ABOUT THIS EXERCISE: Pull every line that holds the word "Domains" from the entries.

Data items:
◇ ◇ ◇
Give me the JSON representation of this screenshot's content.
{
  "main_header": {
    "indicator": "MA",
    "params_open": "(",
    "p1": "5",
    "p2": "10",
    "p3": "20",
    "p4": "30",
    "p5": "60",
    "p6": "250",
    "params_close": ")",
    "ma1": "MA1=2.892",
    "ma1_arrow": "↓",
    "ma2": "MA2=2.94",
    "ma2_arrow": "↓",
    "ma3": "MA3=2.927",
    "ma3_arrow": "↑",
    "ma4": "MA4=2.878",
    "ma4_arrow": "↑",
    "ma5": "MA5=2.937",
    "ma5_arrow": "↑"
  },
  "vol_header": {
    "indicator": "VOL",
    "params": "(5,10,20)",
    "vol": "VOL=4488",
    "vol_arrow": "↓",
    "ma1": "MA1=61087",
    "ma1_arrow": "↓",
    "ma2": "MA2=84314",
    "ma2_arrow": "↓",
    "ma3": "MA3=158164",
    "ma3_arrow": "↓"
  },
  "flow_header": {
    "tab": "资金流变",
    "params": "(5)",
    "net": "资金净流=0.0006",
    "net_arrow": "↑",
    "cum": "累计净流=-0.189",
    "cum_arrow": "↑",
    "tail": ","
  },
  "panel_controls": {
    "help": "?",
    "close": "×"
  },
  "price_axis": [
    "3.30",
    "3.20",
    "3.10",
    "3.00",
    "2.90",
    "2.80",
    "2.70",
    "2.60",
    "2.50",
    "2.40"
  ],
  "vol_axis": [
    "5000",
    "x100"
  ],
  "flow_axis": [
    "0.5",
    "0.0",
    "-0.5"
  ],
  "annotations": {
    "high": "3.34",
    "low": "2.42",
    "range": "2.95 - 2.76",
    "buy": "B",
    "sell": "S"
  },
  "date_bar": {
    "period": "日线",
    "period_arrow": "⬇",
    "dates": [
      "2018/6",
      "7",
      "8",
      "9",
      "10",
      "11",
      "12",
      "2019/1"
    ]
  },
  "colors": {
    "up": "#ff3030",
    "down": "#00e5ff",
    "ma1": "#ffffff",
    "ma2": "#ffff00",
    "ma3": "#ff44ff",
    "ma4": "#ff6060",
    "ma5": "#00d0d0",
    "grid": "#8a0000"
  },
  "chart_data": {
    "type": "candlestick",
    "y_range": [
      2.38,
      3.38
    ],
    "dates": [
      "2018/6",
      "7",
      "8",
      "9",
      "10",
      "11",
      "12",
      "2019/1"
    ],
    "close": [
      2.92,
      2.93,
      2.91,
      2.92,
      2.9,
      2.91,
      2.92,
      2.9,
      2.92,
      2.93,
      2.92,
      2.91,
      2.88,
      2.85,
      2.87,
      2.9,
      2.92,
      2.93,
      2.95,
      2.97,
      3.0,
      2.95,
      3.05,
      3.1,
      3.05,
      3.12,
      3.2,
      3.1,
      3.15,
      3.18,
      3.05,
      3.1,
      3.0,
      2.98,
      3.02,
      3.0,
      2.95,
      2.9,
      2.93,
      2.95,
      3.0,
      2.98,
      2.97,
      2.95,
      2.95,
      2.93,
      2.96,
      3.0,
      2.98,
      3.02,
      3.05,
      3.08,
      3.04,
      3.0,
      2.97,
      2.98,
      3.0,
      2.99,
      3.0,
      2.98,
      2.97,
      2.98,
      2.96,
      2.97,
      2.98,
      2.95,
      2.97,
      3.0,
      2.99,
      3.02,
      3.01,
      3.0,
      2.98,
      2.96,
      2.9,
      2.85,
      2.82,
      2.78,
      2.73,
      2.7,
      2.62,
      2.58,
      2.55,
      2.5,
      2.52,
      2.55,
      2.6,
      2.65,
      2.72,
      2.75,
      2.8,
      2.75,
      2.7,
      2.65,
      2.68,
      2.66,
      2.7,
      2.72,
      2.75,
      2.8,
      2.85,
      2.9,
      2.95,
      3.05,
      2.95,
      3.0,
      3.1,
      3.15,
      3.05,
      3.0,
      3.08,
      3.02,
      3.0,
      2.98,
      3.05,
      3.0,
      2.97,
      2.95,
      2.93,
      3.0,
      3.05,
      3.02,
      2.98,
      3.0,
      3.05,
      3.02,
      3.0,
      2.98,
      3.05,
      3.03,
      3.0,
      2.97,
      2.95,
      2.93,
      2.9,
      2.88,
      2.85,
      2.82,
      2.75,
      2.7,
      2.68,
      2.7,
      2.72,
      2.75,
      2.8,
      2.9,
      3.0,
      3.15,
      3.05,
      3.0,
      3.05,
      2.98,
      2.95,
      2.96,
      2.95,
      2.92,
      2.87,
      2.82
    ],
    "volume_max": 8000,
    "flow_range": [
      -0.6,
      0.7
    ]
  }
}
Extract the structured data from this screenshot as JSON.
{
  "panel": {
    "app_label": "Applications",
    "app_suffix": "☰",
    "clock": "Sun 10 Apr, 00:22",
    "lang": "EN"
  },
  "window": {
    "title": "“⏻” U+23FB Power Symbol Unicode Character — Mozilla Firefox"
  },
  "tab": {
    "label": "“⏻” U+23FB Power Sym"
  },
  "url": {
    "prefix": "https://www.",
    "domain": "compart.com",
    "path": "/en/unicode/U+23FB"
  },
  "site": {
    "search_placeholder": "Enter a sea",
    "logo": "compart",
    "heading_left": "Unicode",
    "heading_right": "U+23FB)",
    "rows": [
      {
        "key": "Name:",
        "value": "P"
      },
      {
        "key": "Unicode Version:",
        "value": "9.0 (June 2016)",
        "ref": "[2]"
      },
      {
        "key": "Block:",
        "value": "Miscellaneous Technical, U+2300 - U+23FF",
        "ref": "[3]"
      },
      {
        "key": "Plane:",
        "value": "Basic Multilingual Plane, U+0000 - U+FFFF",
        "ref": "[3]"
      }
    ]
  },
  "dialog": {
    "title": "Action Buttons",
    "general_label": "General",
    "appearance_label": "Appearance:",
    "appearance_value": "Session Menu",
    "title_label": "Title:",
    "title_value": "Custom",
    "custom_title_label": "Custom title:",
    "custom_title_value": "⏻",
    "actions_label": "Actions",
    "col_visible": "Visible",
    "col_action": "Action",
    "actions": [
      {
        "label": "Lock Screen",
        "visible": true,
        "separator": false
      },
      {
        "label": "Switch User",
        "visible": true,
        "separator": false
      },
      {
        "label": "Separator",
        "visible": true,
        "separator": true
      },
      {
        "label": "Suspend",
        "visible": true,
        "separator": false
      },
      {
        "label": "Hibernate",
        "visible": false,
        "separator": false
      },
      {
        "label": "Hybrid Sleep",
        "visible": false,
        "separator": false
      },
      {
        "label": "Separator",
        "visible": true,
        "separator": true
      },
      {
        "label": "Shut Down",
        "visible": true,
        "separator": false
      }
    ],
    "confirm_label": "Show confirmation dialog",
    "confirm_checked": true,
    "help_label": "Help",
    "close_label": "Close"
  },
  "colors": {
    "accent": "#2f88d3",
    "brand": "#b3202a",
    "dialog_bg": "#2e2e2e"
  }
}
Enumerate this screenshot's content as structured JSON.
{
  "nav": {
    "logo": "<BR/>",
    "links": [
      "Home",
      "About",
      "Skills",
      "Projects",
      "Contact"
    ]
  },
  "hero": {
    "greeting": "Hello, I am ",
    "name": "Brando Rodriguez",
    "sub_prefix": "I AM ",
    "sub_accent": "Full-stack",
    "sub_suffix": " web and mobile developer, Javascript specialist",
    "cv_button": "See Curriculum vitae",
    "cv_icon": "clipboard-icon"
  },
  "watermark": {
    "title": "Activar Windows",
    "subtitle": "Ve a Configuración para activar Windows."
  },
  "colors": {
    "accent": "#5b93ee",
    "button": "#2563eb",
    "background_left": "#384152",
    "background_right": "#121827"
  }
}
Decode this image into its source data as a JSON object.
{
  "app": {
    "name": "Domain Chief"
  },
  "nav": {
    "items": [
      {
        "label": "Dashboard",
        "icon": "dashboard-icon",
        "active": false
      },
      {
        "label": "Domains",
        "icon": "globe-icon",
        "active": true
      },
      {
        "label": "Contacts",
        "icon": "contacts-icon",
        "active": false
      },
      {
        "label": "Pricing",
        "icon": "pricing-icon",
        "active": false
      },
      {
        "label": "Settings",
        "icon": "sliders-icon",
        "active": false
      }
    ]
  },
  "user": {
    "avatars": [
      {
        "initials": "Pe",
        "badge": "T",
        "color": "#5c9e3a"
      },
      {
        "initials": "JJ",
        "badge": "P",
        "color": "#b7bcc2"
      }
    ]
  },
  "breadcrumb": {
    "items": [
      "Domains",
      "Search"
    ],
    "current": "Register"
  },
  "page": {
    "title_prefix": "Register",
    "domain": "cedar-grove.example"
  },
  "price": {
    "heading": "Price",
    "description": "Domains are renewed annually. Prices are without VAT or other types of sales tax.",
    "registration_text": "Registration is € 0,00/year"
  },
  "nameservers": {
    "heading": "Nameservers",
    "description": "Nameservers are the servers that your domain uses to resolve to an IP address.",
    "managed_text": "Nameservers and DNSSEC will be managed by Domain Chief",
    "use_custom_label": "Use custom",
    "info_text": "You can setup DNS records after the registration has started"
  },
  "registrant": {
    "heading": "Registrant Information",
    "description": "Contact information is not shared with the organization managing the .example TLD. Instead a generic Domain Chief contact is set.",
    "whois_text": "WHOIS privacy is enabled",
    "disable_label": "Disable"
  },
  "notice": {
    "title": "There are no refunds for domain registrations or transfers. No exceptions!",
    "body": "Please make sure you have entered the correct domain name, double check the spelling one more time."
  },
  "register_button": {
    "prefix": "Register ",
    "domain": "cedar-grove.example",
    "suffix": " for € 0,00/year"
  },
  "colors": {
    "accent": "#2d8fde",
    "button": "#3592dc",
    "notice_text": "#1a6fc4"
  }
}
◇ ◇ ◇
COMPLETED EXERCISE:
        "label": "Domains",
      "Domains",
    "description": "Domains are renewed annually. Prices are without VAT or other types of sales tax.",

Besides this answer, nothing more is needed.